**PROVIDED INFORMATION:**
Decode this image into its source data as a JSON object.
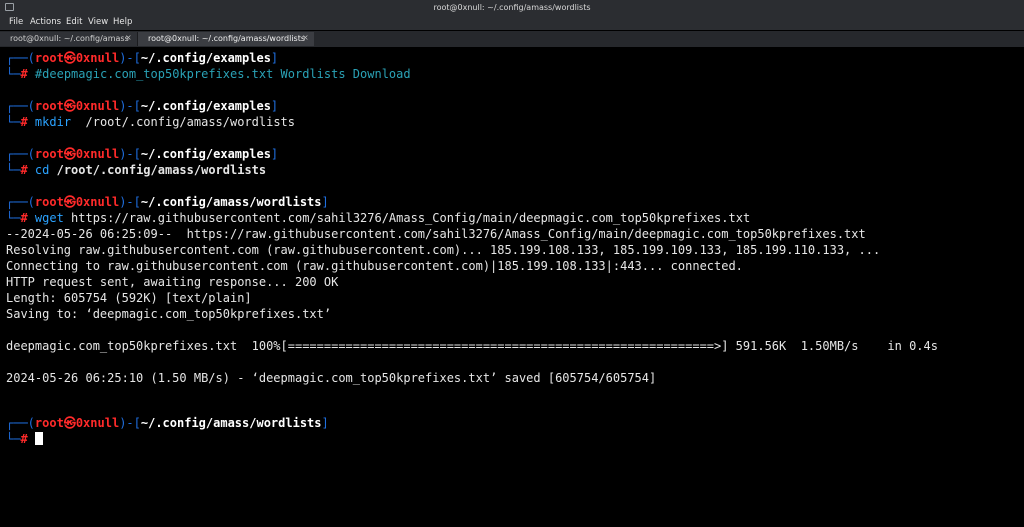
{
  "window": {
    "title": "root@0xnull: ~/.config/amass/wordlists"
  },
  "menu": {
    "file": "File",
    "actions": "Actions",
    "edit": "Edit",
    "view": "View",
    "help": "Help"
  },
  "tabs": [
    {
      "label": "root@0xnull: ~/.config/amass"
    },
    {
      "label": "root@0xnull: ~/.config/amass/wordlists"
    }
  ],
  "tab_close": "×",
  "prompt": {
    "open": "┌──(",
    "user": "root",
    "skull": "㉿",
    "host": "0xnull",
    "mid": ")-[",
    "close": "]",
    "second": "└─",
    "hash": "#"
  },
  "blocks": [
    {
      "path": "~/.config/examples",
      "command": "#deepmagic.com_top50kprefixes.txt Wordlists Download"
    },
    {
      "path": "~/.config/examples",
      "command_name": "mkdir",
      "command_args": "  /root/.config/amass/wordlists"
    },
    {
      "path": "~/.config/examples",
      "command_name": "cd",
      "command_args": " /root/.config/amass/wordlists"
    },
    {
      "path": "~/.config/amass/wordlists",
      "command_name": "wget",
      "command_args": " https://raw.githubusercontent.com/sahil3276/Amass_Config/main/deepmagic.com_top50kprefixes.txt"
    },
    {
      "path": "~/.config/amass/wordlists"
    }
  ],
  "output": [
    "--2024-05-26 06:25:09--  https://raw.githubusercontent.com/sahil3276/Amass_Config/main/deepmagic.com_top50kprefixes.txt",
    "Resolving raw.githubusercontent.com (raw.githubusercontent.com)... 185.199.108.133, 185.199.109.133, 185.199.110.133, ...",
    "Connecting to raw.githubusercontent.com (raw.githubusercontent.com)|185.199.108.133|:443... connected.",
    "HTTP request sent, awaiting response... 200 OK",
    "Length: 605754 (592K) [text/plain]",
    "Saving to: ‘deepmagic.com_top50kprefixes.txt’",
    "deepmagic.com_top50kprefixes.txt  100%[===========================================================>] 591.56K  1.50MB/s    in 0.4s",
    "2024-05-26 06:25:10 (1.50 MB/s) - ‘deepmagic.com_top50kprefixes.txt’ saved [605754/605754]"
  ]
}
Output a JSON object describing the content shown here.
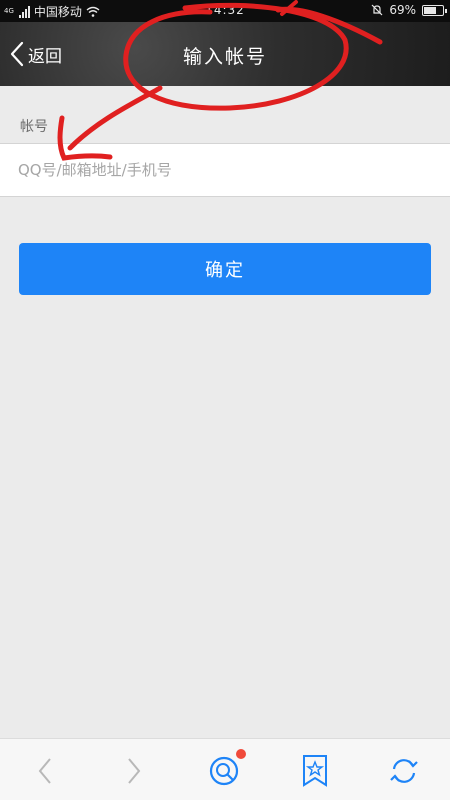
{
  "status_bar": {
    "network": "4G",
    "carrier": "中国移动",
    "time": "14:32",
    "battery": "69%",
    "battery_level": 0.69
  },
  "header": {
    "back_label": "返回",
    "title": "输入帐号"
  },
  "form": {
    "account_label": "帐号",
    "account_placeholder": "QQ号/邮箱地址/手机号",
    "account_value": "",
    "confirm_label": "确定"
  },
  "bottom_bar": {
    "items": [
      "back-icon",
      "forward-icon",
      "search-icon",
      "bookmark-icon",
      "refresh-icon"
    ],
    "notification": true
  },
  "colors": {
    "accent": "#1e84f7",
    "annotation": "#e02020",
    "notification": "#f04a3a"
  }
}
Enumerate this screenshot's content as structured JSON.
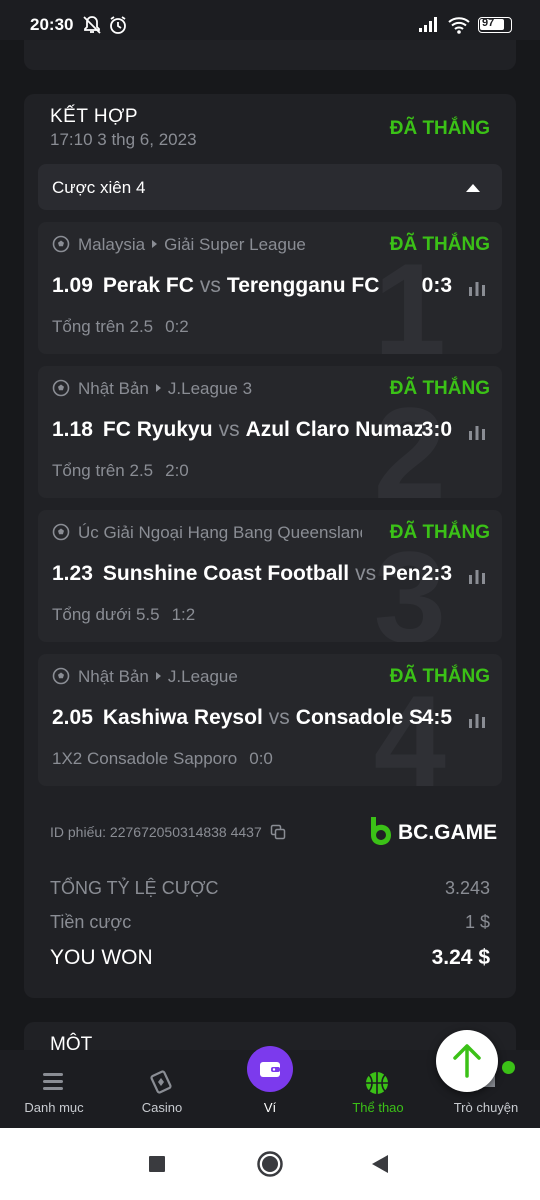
{
  "status_bar": {
    "time": "20:30",
    "battery": "97"
  },
  "bet": {
    "type_label": "KẾT HỢP",
    "date": "17:10 3 thg 6, 2023",
    "status": "ĐÃ THẮNG",
    "parlay_label": "Cược xiên 4",
    "legs": [
      {
        "num": "1",
        "country": "Malaysia",
        "league": "Giải Super League",
        "status": "ĐÃ THẮNG",
        "odds": "1.09",
        "home": "Perak FC",
        "vs": "vs",
        "away": "Terengganu FC",
        "score": "0:3",
        "market": "Tổng trên 2.5",
        "market_score": "0:2"
      },
      {
        "num": "2",
        "country": "Nhật Bản",
        "league": "J.League 3",
        "status": "ĐÃ THẮNG",
        "odds": "1.18",
        "home": "FC Ryukyu",
        "vs": "vs",
        "away": "Azul Claro Numazu",
        "score": "3:0",
        "market": "Tổng trên 2.5",
        "market_score": "2:0"
      },
      {
        "num": "3",
        "country": "Úc",
        "league": "Giải Ngoại Hạng Bang Queensland",
        "status": "ĐÃ THẮNG",
        "odds": "1.23",
        "home": "Sunshine Coast Football",
        "vs": "vs",
        "away": "Peninsula Power",
        "score": "2:3",
        "market": "Tổng dưới 5.5",
        "market_score": "1:2"
      },
      {
        "num": "4",
        "country": "Nhật Bản",
        "league": "J.League",
        "status": "ĐÃ THẮNG",
        "odds": "2.05",
        "home": "Kashiwa Reysol",
        "vs": "vs",
        "away": "Consadole Sapporo",
        "score": "4:5",
        "market": "1X2 Consadole Sapporo",
        "market_score": "0:0"
      }
    ],
    "ticket_id": "ID phiếu: 227672050314838 4437",
    "brand": "BC.GAME",
    "total_odds_label": "TỔNG TỶ LỆ CƯỢC",
    "total_odds_value": "3.243",
    "stake_label": "Tiền cược",
    "stake_value": "1 $",
    "won_label": "YOU WON",
    "won_value": "3.24 $"
  },
  "next_bet": {
    "type_label": "MỘT"
  },
  "bottom_nav": {
    "items": [
      {
        "label": "Danh mục",
        "icon": "menu-icon"
      },
      {
        "label": "Casino",
        "icon": "casino-icon"
      },
      {
        "label": "Ví",
        "icon": "wallet-icon"
      },
      {
        "label": "Thể thao",
        "icon": "basketball-icon"
      },
      {
        "label": "Trò chuyện",
        "icon": "chat-icon"
      }
    ]
  },
  "colors": {
    "accent_green": "#3bc117",
    "wallet_purple": "#7c3aed",
    "bg": "#17181b",
    "card": "#202125"
  }
}
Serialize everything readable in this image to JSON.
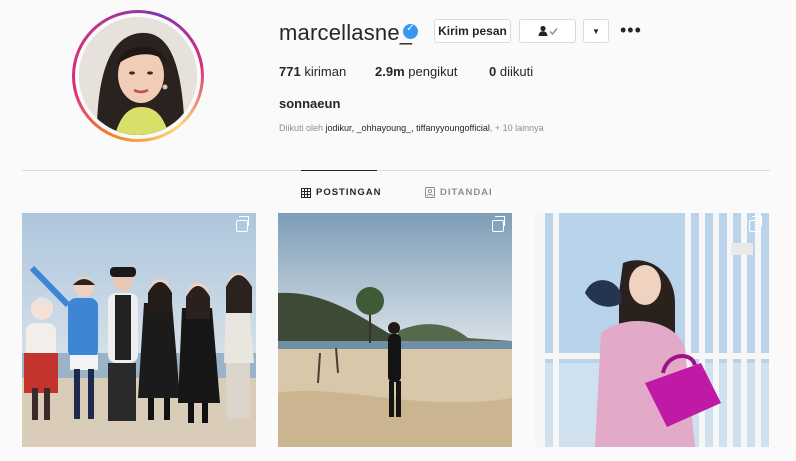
{
  "profile": {
    "username": "marcellasne_",
    "full_name": "sonnaeun",
    "verified": true
  },
  "actions": {
    "message_label": "Kirim pesan",
    "following_icon": "person-check-icon",
    "dropdown_icon": "chevron-down-icon",
    "more_icon": "more-horizontal-icon"
  },
  "stats": {
    "posts_count": "771",
    "posts_label": "kiriman",
    "followers_count": "2.9m",
    "followers_label": "pengikut",
    "following_count": "0",
    "following_label": "diikuti"
  },
  "followed_by": {
    "prefix": "Diikuti oleh",
    "names": "jodikur, _ohhayoung_, tiffanyyoungofficial",
    "more": ", + 10 lainnya"
  },
  "tabs": [
    {
      "label": "POSTINGAN",
      "icon": "grid-icon",
      "active": true
    },
    {
      "label": "DITANDAI",
      "icon": "tagged-icon",
      "active": false
    }
  ],
  "posts": [
    {
      "type": "carousel"
    },
    {
      "type": "carousel"
    },
    {
      "type": "carousel"
    }
  ],
  "colors": {
    "verified": "#3897f0",
    "text": "#262626",
    "muted": "#8e8e8e",
    "border": "#dbdbdb"
  }
}
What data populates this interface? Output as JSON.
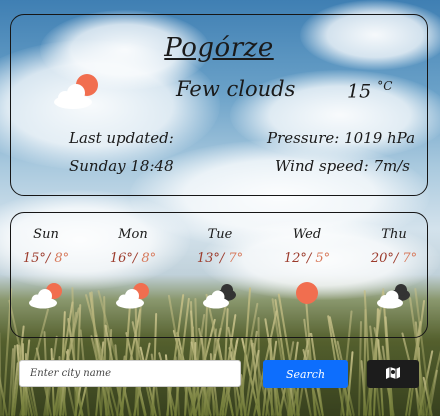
{
  "current": {
    "city": "Pogórze",
    "description": "Few clouds",
    "temperature": "15",
    "unit": "°C",
    "icon": "few-clouds-day-icon",
    "last_updated_label": "Last updated:",
    "last_updated_value": "Sunday 18:48",
    "pressure": "Pressure: 1019 hPa",
    "wind": "Wind speed: 7m/s"
  },
  "forecast": [
    {
      "day": "Sun",
      "high": "15°",
      "low": "8°",
      "icon": "few-clouds-day-icon"
    },
    {
      "day": "Mon",
      "high": "16°",
      "low": "8°",
      "icon": "few-clouds-day-icon"
    },
    {
      "day": "Tue",
      "high": "13°",
      "low": "7°",
      "icon": "broken-clouds-icon"
    },
    {
      "day": "Wed",
      "high": "12°",
      "low": "5°",
      "icon": "clear-sky-icon"
    },
    {
      "day": "Thu",
      "high": "20°",
      "low": "7°",
      "icon": "broken-clouds-icon"
    }
  ],
  "search": {
    "placeholder": "Enter city name",
    "button_label": "Search",
    "map_button_icon": "map-icon"
  },
  "colors": {
    "sun": "#f16e4f",
    "dark_cloud": "#333333",
    "search_button": "#0d6efd",
    "map_button": "#1c1c1c",
    "forecast_high": "#9c3b2c",
    "forecast_low": "#d77a5c"
  }
}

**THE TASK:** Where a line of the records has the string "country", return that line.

**TASK RESPONSE:**
        "country": "Malaysia",
        "country": "Nhật Bản",
        "country": "Úc",
        "country": "Nhật Bản",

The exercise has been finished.